What is needed: Check each line of the entries below for the string "title" and state how many lines have it, with no other text.

↓

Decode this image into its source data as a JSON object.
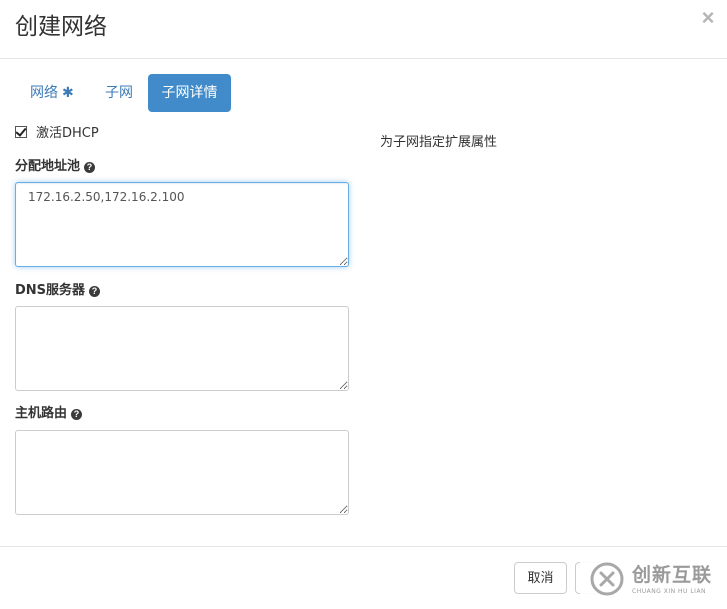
{
  "modal": {
    "title": "创建网络",
    "close_symbol": "×"
  },
  "tabs": [
    {
      "label": "网络",
      "required_marker": "✱",
      "active": false
    },
    {
      "label": "子网",
      "active": false
    },
    {
      "label": "子网详情",
      "active": true
    }
  ],
  "form": {
    "enable_dhcp": {
      "label": "激活DHCP",
      "checked": true
    },
    "allocation_pools": {
      "label": "分配地址池",
      "value": "172.16.2.50,172.16.2.100"
    },
    "dns_servers": {
      "label": "DNS服务器",
      "value": ""
    },
    "host_routes": {
      "label": "主机路由",
      "value": ""
    },
    "help_glyph": "?"
  },
  "description": "为子网指定扩展属性",
  "footer": {
    "cancel_label": "取消",
    "next_label": ""
  },
  "watermark": {
    "text": "创新互联",
    "subtext": "CHUANG XIN HU LIAN"
  },
  "colors": {
    "accent": "#428bca",
    "link": "#3c7bb8",
    "focus_border": "#66afe9"
  },
  "icons": {
    "close": "close-icon",
    "help": "question-circle-icon",
    "required": "asterisk-icon",
    "checkbox": "checkbox-checked-icon"
  }
}
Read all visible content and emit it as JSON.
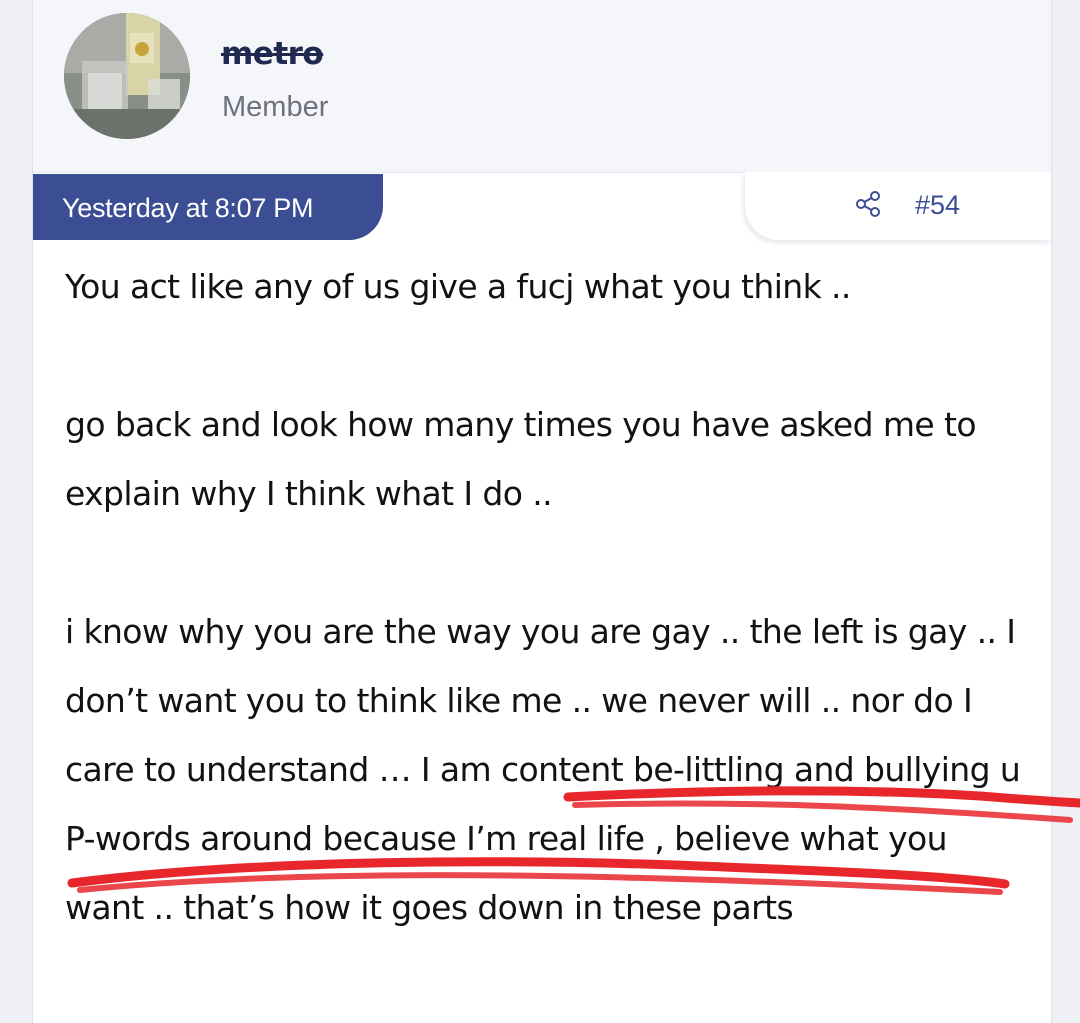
{
  "user": {
    "name": "metro",
    "title": "Member"
  },
  "post": {
    "timestamp": "Yesterday at 8:07 PM",
    "number": "#54",
    "paragraphs": [
      "You act like any of us give a fucj what you think ..",
      "go back and look how many times you have asked me to explain why I think what I do ..",
      "i know why you are the way you are gay .. the left is gay .. I don’t want you to think like me .. we never will .. nor do I care to understand … I am content be-littling and bullying u P-words around because I’m real life , believe what you want .. that’s how it goes down in these parts"
    ]
  },
  "icons": {
    "share": "share-icon"
  },
  "colors": {
    "accent": "#3c4e93",
    "username": "#20294f",
    "annotation": "#e8272c"
  }
}
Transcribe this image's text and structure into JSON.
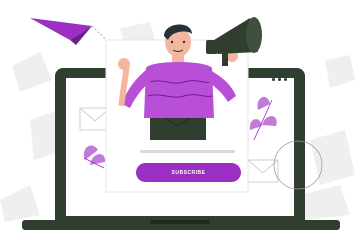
{
  "illustration": {
    "subscribe_label": "SUBSCRIBE",
    "palette": {
      "accent": "#9b2fc4",
      "accent_light": "#c27ad8",
      "laptop_frame": "#2f3e2f",
      "screen_bg": "#ffffff",
      "background_shapes": "#efefef",
      "shirt": "#b94fd6",
      "skin": "#f4b6a0",
      "hair": "#263238",
      "megaphone": "#2f3e2f"
    }
  }
}
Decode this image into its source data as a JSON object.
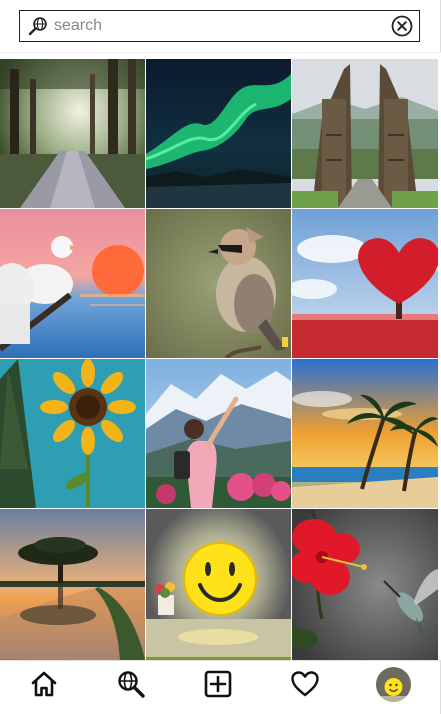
{
  "search": {
    "placeholder": "search",
    "value": ""
  },
  "icons": {
    "search": "globe-search-icon",
    "clear": "close-circle-icon",
    "home": "home-icon",
    "explore": "explore-search-icon",
    "add": "add-post-icon",
    "likes": "heart-icon",
    "profile": "profile-avatar"
  },
  "grid": {
    "tiles": [
      "forest-road-photo",
      "aurora-photo",
      "temple-gate-photo",
      "white-doves-photo",
      "waxwing-bird-photo",
      "heart-tree-photo",
      "sunflower-photo",
      "hiker-mountains-photo",
      "beach-palms-photo",
      "lone-tree-reflection-photo",
      "smiley-lamp-photo",
      "hibiscus-hummingbird-photo"
    ]
  },
  "colors": {
    "border": "#222222",
    "background": "#ffffff",
    "icon": "#111111"
  }
}
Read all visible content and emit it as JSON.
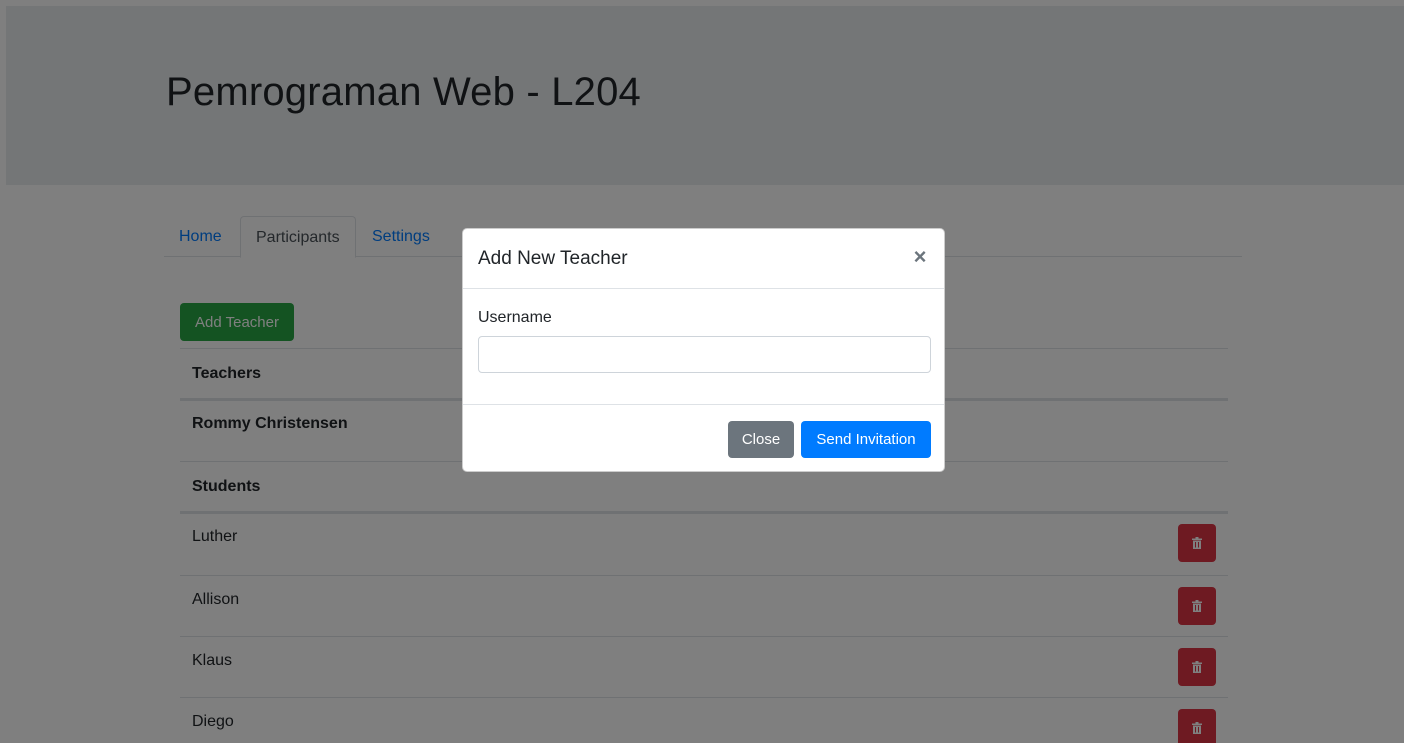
{
  "header": {
    "title": "Pemrograman Web - L204"
  },
  "tabs": [
    {
      "label": "Home"
    },
    {
      "label": "Participants"
    },
    {
      "label": "Settings"
    }
  ],
  "actions": {
    "add_teacher_label": "Add Teacher"
  },
  "teachers": {
    "heading": "Teachers",
    "items": [
      "Rommy Christensen"
    ]
  },
  "students": {
    "heading": "Students",
    "items": [
      "Luther",
      "Allison",
      "Klaus",
      "Diego"
    ]
  },
  "icons": {
    "delete": "trash-icon",
    "close": "close-icon"
  },
  "modal": {
    "title": "Add New Teacher",
    "close_symbol": "×",
    "username_label": "Username",
    "username_value": "",
    "close_label": "Close",
    "send_label": "Send Invitation"
  },
  "colors": {
    "primary": "#007bff",
    "success": "#28a745",
    "danger": "#dc3545",
    "secondary": "#6c757d"
  }
}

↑

Output: 4